▶ What you need to do
Copy every line from the records below that holds the word "well".

▶ Records supplied
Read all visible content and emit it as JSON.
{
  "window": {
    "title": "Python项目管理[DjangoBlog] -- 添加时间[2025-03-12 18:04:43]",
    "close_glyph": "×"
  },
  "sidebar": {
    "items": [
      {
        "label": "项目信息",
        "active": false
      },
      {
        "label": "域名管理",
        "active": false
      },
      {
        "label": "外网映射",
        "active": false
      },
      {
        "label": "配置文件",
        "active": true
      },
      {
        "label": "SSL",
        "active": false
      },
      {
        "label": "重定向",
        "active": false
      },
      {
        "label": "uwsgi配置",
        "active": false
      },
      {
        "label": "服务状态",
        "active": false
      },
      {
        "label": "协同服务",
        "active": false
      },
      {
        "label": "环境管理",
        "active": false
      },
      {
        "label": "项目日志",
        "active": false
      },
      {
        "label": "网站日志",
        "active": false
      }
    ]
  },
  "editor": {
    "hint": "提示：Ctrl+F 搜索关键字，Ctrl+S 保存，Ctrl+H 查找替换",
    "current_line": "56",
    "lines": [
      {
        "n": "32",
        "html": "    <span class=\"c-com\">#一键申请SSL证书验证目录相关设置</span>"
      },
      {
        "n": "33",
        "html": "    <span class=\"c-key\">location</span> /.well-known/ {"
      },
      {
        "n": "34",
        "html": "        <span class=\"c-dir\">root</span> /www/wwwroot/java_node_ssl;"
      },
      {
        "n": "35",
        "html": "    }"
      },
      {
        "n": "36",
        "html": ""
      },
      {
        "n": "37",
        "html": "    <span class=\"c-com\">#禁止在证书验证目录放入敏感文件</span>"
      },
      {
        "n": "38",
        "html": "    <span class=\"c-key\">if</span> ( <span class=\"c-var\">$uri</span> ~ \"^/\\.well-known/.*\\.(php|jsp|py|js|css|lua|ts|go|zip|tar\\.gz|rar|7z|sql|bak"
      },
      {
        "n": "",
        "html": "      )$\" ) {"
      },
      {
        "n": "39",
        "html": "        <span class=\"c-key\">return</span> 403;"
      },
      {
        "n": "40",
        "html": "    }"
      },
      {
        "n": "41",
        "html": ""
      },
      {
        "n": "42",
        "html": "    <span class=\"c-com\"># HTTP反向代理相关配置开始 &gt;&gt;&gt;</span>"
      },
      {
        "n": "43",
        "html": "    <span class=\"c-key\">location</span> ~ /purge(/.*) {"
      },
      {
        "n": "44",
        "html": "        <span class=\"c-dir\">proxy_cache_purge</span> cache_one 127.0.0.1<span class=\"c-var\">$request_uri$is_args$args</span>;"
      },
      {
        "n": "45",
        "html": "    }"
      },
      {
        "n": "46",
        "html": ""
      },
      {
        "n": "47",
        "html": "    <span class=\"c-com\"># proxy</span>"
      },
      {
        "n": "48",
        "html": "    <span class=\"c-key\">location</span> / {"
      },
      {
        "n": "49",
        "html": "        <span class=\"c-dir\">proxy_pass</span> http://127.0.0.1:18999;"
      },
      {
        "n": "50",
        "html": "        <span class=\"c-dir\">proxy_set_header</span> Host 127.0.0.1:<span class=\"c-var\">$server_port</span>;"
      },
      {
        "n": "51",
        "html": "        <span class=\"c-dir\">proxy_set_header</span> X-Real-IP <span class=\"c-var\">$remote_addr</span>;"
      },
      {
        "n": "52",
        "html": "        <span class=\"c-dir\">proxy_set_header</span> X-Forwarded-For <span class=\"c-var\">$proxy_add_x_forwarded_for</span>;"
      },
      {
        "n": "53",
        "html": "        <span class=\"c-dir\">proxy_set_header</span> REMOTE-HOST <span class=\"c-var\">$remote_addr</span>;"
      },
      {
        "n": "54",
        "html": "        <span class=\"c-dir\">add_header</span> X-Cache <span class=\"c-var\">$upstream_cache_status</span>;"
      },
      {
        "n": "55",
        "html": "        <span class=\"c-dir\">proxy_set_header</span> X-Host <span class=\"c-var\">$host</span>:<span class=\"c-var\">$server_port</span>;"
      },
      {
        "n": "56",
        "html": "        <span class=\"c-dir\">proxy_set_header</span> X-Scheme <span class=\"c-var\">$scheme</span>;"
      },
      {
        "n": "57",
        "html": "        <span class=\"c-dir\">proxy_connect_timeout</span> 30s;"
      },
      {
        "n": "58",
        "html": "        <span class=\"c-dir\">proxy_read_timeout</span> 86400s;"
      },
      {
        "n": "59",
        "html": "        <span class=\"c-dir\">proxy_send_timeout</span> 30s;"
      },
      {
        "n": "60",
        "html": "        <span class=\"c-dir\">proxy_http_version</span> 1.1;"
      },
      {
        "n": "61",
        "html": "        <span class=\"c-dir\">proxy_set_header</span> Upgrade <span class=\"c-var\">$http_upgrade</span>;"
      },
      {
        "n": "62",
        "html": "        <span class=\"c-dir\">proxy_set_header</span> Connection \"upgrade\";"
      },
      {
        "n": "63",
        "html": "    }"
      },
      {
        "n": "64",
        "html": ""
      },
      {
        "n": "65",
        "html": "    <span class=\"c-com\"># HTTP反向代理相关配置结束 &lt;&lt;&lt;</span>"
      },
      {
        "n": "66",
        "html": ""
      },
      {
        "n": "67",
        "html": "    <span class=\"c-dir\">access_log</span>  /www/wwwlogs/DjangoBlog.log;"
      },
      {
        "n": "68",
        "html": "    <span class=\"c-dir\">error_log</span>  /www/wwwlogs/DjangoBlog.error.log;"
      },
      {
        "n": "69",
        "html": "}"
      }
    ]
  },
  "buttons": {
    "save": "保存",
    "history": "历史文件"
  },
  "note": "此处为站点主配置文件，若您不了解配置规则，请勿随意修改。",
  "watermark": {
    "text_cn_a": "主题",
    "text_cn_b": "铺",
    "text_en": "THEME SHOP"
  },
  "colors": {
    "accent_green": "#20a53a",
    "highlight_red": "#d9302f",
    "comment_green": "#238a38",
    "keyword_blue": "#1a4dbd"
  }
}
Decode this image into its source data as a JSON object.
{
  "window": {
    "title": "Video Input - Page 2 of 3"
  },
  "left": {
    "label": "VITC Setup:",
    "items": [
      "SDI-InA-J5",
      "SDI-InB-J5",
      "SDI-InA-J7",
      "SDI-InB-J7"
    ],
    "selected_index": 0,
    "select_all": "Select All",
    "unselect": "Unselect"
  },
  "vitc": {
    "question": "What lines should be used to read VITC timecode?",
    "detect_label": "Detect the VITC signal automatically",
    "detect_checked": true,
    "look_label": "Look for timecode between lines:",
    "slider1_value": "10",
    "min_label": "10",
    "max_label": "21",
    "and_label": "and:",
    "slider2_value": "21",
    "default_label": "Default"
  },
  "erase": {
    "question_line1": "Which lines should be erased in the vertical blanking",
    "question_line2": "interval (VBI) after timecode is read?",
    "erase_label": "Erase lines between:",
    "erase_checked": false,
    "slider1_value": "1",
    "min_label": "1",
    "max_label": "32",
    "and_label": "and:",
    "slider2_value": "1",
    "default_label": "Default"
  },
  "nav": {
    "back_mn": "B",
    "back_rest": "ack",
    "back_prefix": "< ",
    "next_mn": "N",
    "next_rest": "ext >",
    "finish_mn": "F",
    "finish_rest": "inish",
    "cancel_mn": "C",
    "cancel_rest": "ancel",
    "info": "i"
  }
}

▶ Final answer
        "html": "    <span class=\"c-key\">location</span> /.well-known/ {"
        "html": "    <span class=\"c-key\">if</span> ( <span class=\"c-var\">$uri</span> ~ \"^/\\.well-known/.*\\.(php|jsp|py|js|css|lua|ts|go|zip|tar\\.gz|rar|7z|sql|bak"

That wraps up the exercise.